Mass spectrometry

42 monomer (40 μM) was treated with MB (1 μM) and irradiated for 0, 0.5, 1, 2, and 3 h at 4 °C. MALDI-TOF spectra was recorded with Bruker autoflex III (Bruker Daltonics) using sinapinic acid as a matrix. 1.5 μl of samples mixed with matrix (1:1) was spotted on the plate.

Fly strains

The UAS-Aβ42 was provided by Dr. K Iijima-Ando55, the Mhc-GAL4 driver was provided by Dr. T Littleton; and the elav-GAL4 driver was provided by Bloomington Stock Center. For the pharmacological approach, either MB or PBS was added to fly food at 1, 10, 100, 1000, and 10000 nM concentration. All flies were reared at 25 °C.

Brain vacuole analysis

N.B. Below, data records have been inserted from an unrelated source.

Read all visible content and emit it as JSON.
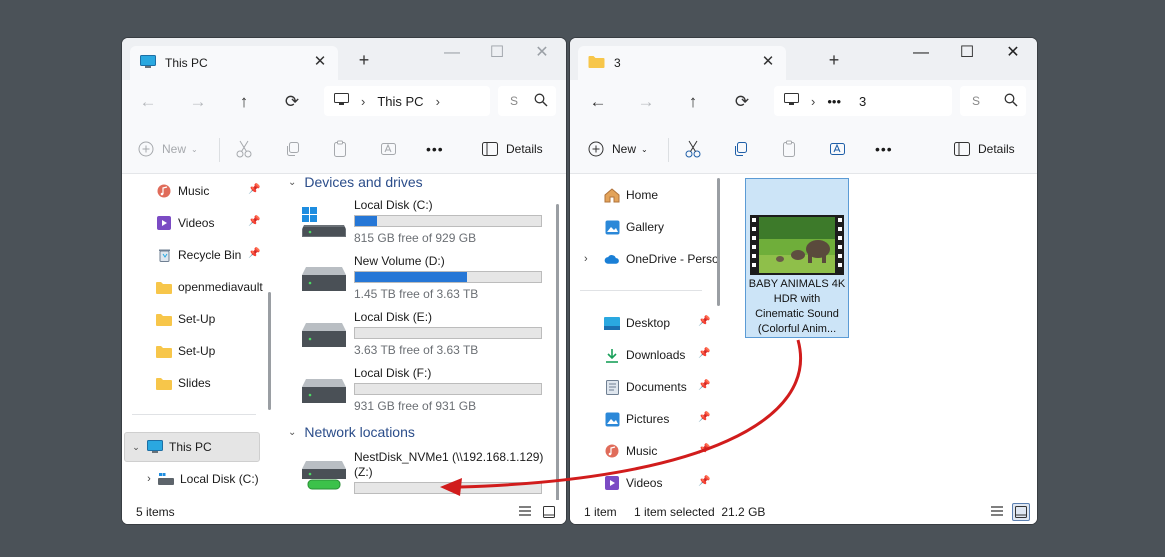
{
  "left_window": {
    "tab_title": "This PC",
    "address": {
      "segment": "This PC"
    },
    "search": {
      "placeholder": "S"
    },
    "toolbar": {
      "new_label": "New",
      "more": "•••",
      "details_label": "Details"
    },
    "nav_items": [
      {
        "label": "Music",
        "icon": "music-icon",
        "pinned": true
      },
      {
        "label": "Videos",
        "icon": "videos-icon",
        "pinned": true
      },
      {
        "label": "Recycle Bin",
        "icon": "recycle-bin-icon",
        "pinned": true
      },
      {
        "label": "openmediavault",
        "icon": "folder-icon",
        "pinned": false
      },
      {
        "label": "Set-Up",
        "icon": "folder-icon",
        "pinned": false
      },
      {
        "label": "Set-Up",
        "icon": "folder-icon",
        "pinned": false
      },
      {
        "label": "Slides",
        "icon": "folder-icon",
        "pinned": false
      }
    ],
    "this_pc_label": "This PC",
    "local_disk_label": "Local Disk (C:)",
    "groups": {
      "devices": "Devices and drives",
      "network": "Network locations"
    },
    "drives": [
      {
        "name": "Local Disk (C:)",
        "free": "815 GB free of 929 GB",
        "used_fraction": 0.12,
        "icon": "windows-drive-icon"
      },
      {
        "name": "New Volume (D:)",
        "free": "1.45 TB free of 3.63 TB",
        "used_fraction": 0.6,
        "icon": "hard-drive-icon"
      },
      {
        "name": "Local Disk (E:)",
        "free": "3.63 TB free of 3.63 TB",
        "used_fraction": 0.0,
        "icon": "hard-drive-icon"
      },
      {
        "name": "Local Disk (F:)",
        "free": "931 GB free of 931 GB",
        "used_fraction": 0.0,
        "icon": "hard-drive-icon"
      }
    ],
    "network_drive": {
      "name_line1": "NestDisk_NVMe1 (\\\\192.168.1.129)",
      "name_line2": "(Z:)",
      "used_fraction": 0.0,
      "icon": "network-drive-icon"
    },
    "status": {
      "items": "5 items"
    }
  },
  "right_window": {
    "tab_title": "3",
    "address": {
      "ellipsis": "•••",
      "segment": "3"
    },
    "search": {
      "placeholder": "S"
    },
    "toolbar": {
      "new_label": "New",
      "more": "•••",
      "details_label": "Details"
    },
    "nav_top": [
      {
        "label": "Home",
        "icon": "home-icon"
      },
      {
        "label": "Gallery",
        "icon": "gallery-icon"
      },
      {
        "label": "OneDrive - Perso",
        "icon": "onedrive-icon"
      }
    ],
    "nav_pinned": [
      {
        "label": "Desktop",
        "icon": "desktop-icon"
      },
      {
        "label": "Downloads",
        "icon": "downloads-icon"
      },
      {
        "label": "Documents",
        "icon": "documents-icon"
      },
      {
        "label": "Pictures",
        "icon": "pictures-icon"
      },
      {
        "label": "Music",
        "icon": "music-icon"
      },
      {
        "label": "Videos",
        "icon": "videos-icon"
      }
    ],
    "file": {
      "label": "BABY ANIMALS 4K HDR  with Cinematic Sound (Colorful Anim...",
      "icon": "video-thumbnail"
    },
    "status": {
      "items": "1 item",
      "selected": "1 item selected  21.2 GB"
    }
  },
  "colors": {
    "accent": "#2677d6",
    "selection": "#cce4f7",
    "arrow": "#d11c1c",
    "folder": "#f7c64a",
    "desktop_bg": "#4b5258"
  }
}
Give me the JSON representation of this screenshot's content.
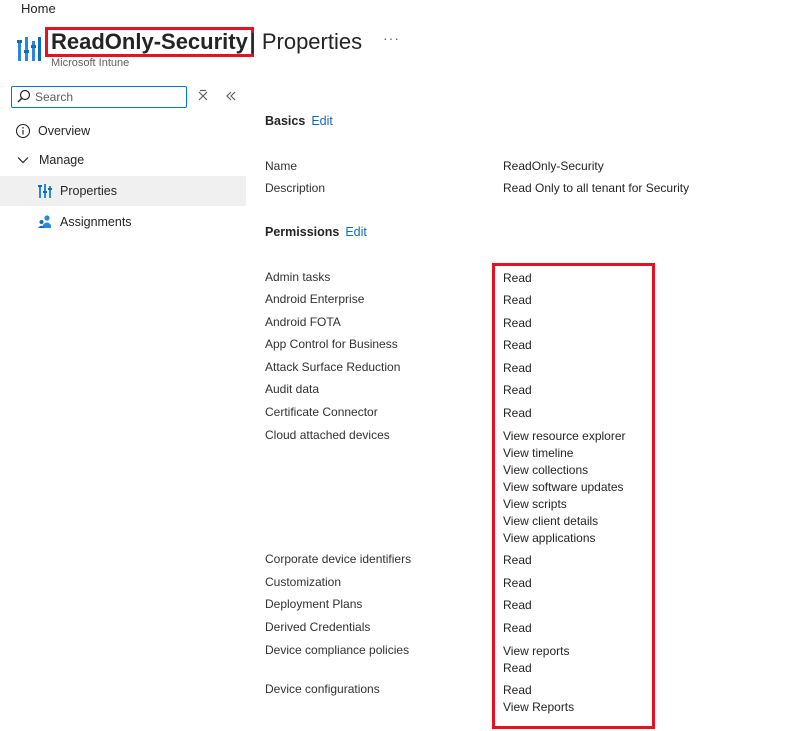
{
  "breadcrumb": "Home",
  "header": {
    "title_name": "ReadOnly-Security",
    "title_rest": "| Properties",
    "subtitle": "Microsoft Intune",
    "more": "···"
  },
  "sidebar": {
    "search_placeholder": "Search",
    "items": [
      {
        "label": "Overview"
      },
      {
        "label": "Manage"
      },
      {
        "label": "Properties"
      },
      {
        "label": "Assignments"
      }
    ]
  },
  "basics": {
    "heading": "Basics",
    "edit": "Edit",
    "name_label": "Name",
    "name_value": "ReadOnly-Security",
    "desc_label": "Description",
    "desc_value": "Read Only to all tenant for Security"
  },
  "permissions": {
    "heading": "Permissions",
    "edit": "Edit",
    "rows": [
      {
        "label": "Admin tasks",
        "values": [
          "Read"
        ]
      },
      {
        "label": "Android Enterprise",
        "values": [
          "Read"
        ]
      },
      {
        "label": "Android FOTA",
        "values": [
          "Read"
        ]
      },
      {
        "label": "App Control for Business",
        "values": [
          "Read"
        ]
      },
      {
        "label": "Attack Surface Reduction",
        "values": [
          "Read"
        ]
      },
      {
        "label": "Audit data",
        "values": [
          "Read"
        ]
      },
      {
        "label": "Certificate Connector",
        "values": [
          "Read"
        ]
      },
      {
        "label": "Cloud attached devices",
        "values": [
          "View resource explorer",
          "View timeline",
          "View collections",
          "View software updates",
          "View scripts",
          "View client details",
          "View applications"
        ]
      },
      {
        "label": "Corporate device identifiers",
        "values": [
          "Read"
        ]
      },
      {
        "label": "Customization",
        "values": [
          "Read"
        ]
      },
      {
        "label": "Deployment Plans",
        "values": [
          "Read"
        ]
      },
      {
        "label": "Derived Credentials",
        "values": [
          "Read"
        ]
      },
      {
        "label": "Device compliance policies",
        "values": [
          "View reports",
          "Read"
        ]
      },
      {
        "label": "Device configurations",
        "values": [
          "Read",
          "View Reports"
        ]
      }
    ]
  },
  "colors": {
    "accent": "#0f6cbd",
    "highlight": "#e81123",
    "selected_bg": "#f0f0f0"
  }
}
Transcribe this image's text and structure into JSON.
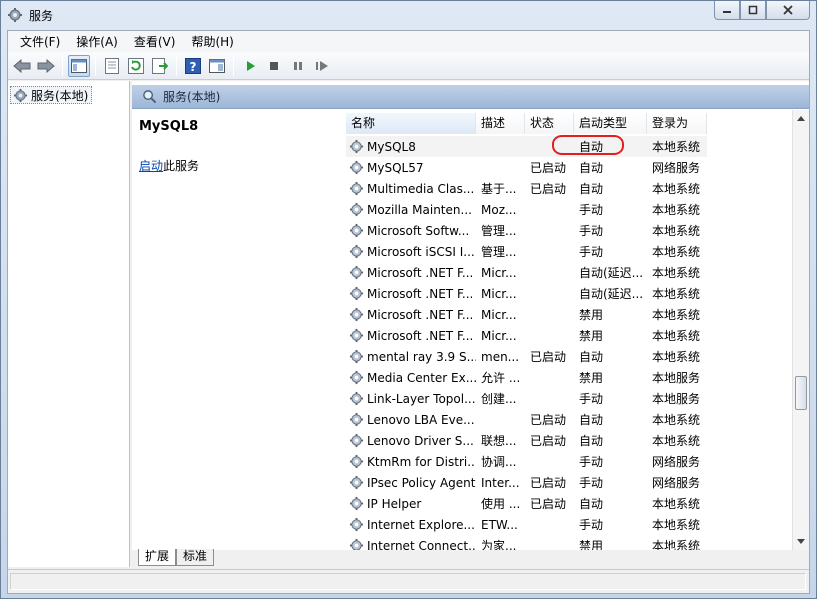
{
  "window": {
    "title": "服务"
  },
  "menu": [
    {
      "label": "文件(F)"
    },
    {
      "label": "操作(A)"
    },
    {
      "label": "查看(V)"
    },
    {
      "label": "帮助(H)"
    }
  ],
  "toolbar": {
    "buttons": [
      "back-icon",
      "forward-icon",
      "show-hide-tree-icon",
      "properties-icon",
      "refresh-icon",
      "export-list-icon",
      "help-icon",
      "console-view-icon",
      "start-service-icon",
      "stop-service-icon",
      "pause-service-icon",
      "restart-service-icon"
    ]
  },
  "tree": {
    "root_label": "服务(本地)"
  },
  "pane_header": {
    "label": "服务(本地)"
  },
  "details": {
    "service_name": "MySQL8",
    "start_link": "启动",
    "start_suffix": "此服务"
  },
  "columns": [
    "名称",
    "描述",
    "状态",
    "启动类型",
    "登录为"
  ],
  "services": [
    {
      "name": "MySQL8",
      "desc": "",
      "state": "",
      "startup": "自动",
      "logon": "本地系统"
    },
    {
      "name": "MySQL57",
      "desc": "",
      "state": "已启动",
      "startup": "自动",
      "logon": "网络服务"
    },
    {
      "name": "Multimedia Clas...",
      "desc": "基于...",
      "state": "已启动",
      "startup": "自动",
      "logon": "本地系统"
    },
    {
      "name": "Mozilla Mainten...",
      "desc": "Moz...",
      "state": "",
      "startup": "手动",
      "logon": "本地系统"
    },
    {
      "name": "Microsoft Softw...",
      "desc": "管理...",
      "state": "",
      "startup": "手动",
      "logon": "本地系统"
    },
    {
      "name": "Microsoft iSCSI I...",
      "desc": "管理...",
      "state": "",
      "startup": "手动",
      "logon": "本地系统"
    },
    {
      "name": "Microsoft .NET F...",
      "desc": "Micr...",
      "state": "",
      "startup": "自动(延迟...",
      "logon": "本地系统"
    },
    {
      "name": "Microsoft .NET F...",
      "desc": "Micr...",
      "state": "",
      "startup": "自动(延迟...",
      "logon": "本地系统"
    },
    {
      "name": "Microsoft .NET F...",
      "desc": "Micr...",
      "state": "",
      "startup": "禁用",
      "logon": "本地系统"
    },
    {
      "name": "Microsoft .NET F...",
      "desc": "Micr...",
      "state": "",
      "startup": "禁用",
      "logon": "本地系统"
    },
    {
      "name": "mental ray 3.9 S...",
      "desc": "men...",
      "state": "已启动",
      "startup": "自动",
      "logon": "本地系统"
    },
    {
      "name": "Media Center Ex...",
      "desc": "允许 ...",
      "state": "",
      "startup": "禁用",
      "logon": "本地服务"
    },
    {
      "name": "Link-Layer Topol...",
      "desc": "创建...",
      "state": "",
      "startup": "手动",
      "logon": "本地服务"
    },
    {
      "name": "Lenovo LBA Eve...",
      "desc": "",
      "state": "已启动",
      "startup": "自动",
      "logon": "本地系统"
    },
    {
      "name": "Lenovo Driver S...",
      "desc": "联想...",
      "state": "已启动",
      "startup": "自动",
      "logon": "本地系统"
    },
    {
      "name": "KtmRm for Distri...",
      "desc": "协调...",
      "state": "",
      "startup": "手动",
      "logon": "网络服务"
    },
    {
      "name": "IPsec Policy Agent",
      "desc": "Inter...",
      "state": "已启动",
      "startup": "手动",
      "logon": "网络服务"
    },
    {
      "name": "IP Helper",
      "desc": "使用 ...",
      "state": "已启动",
      "startup": "自动",
      "logon": "本地系统"
    },
    {
      "name": "Internet Explore...",
      "desc": "ETW...",
      "state": "",
      "startup": "手动",
      "logon": "本地系统"
    },
    {
      "name": "Internet Connect...",
      "desc": "为家...",
      "state": "",
      "startup": "禁用",
      "logon": "本地系统"
    }
  ],
  "tabs": [
    {
      "label": "扩展"
    },
    {
      "label": "标准"
    }
  ],
  "colors": {
    "accent": "#9db6d6",
    "annotation": "#e02020",
    "link": "#0645ad"
  }
}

For analysis of brain vacuolization, 30-days-aged fly heads were fixed in 4% paraformaldehyde (Electron Microscopy Sciences) and were processed for paraffin sections as described32. Embedded paraffin was cut into 4 um-thick coronal sections. These sections were stained with hematoxylin and eosin (Vector laboratories). For quantification of vacuole phenotypes in the fly head section, we measured the area of the vacuoles in the cell body region using ImageJ. Five to ten hemispheres were analyzed for each genotype. For the pharmacological approach of the brain vacuole analysis, either MB or PBS was added to fly food at 100 nM concentration.


Third instar larvae were dissected in PBS, fixed in 4% formaldehyde (Ted Pella) in PBS for about 15 minutes and washed 3x in 0.1% Triton X-100 in PBS. FITC-conjugated anti-HRP (Jackson ImmunoResearch Laboratories) were used at 1:100 and were incubated for about 1.5 hours at room temperature. Laval samples were mounted in SlowFade Antifade kit (Invitrogen). Confocal images were collected from OLYMPUS FLUOVIEW FV-1000 confocal microscopes SP2 equipped with 40x UPlans FL N inverted oil lens. OLYMPUS Fluoview software was used to capture, process, and analyze the images. Analysis of the NMJ was performed essentially as described34.

Crawling assay

Wandering 3rd instar larvae were briefly washed with PBS to remove residual fly food. Larvae were dried for a short time on clean filter paper and were placed on a 2% agar-grape juice coated petri dish. Each genotype was allowed to crawl freely for 90 sec. To quantify the crawling distance, we drew lines to track crawled larvae and measured the distance using Image J software. Approximately 10–20 animals were tested for each genotype.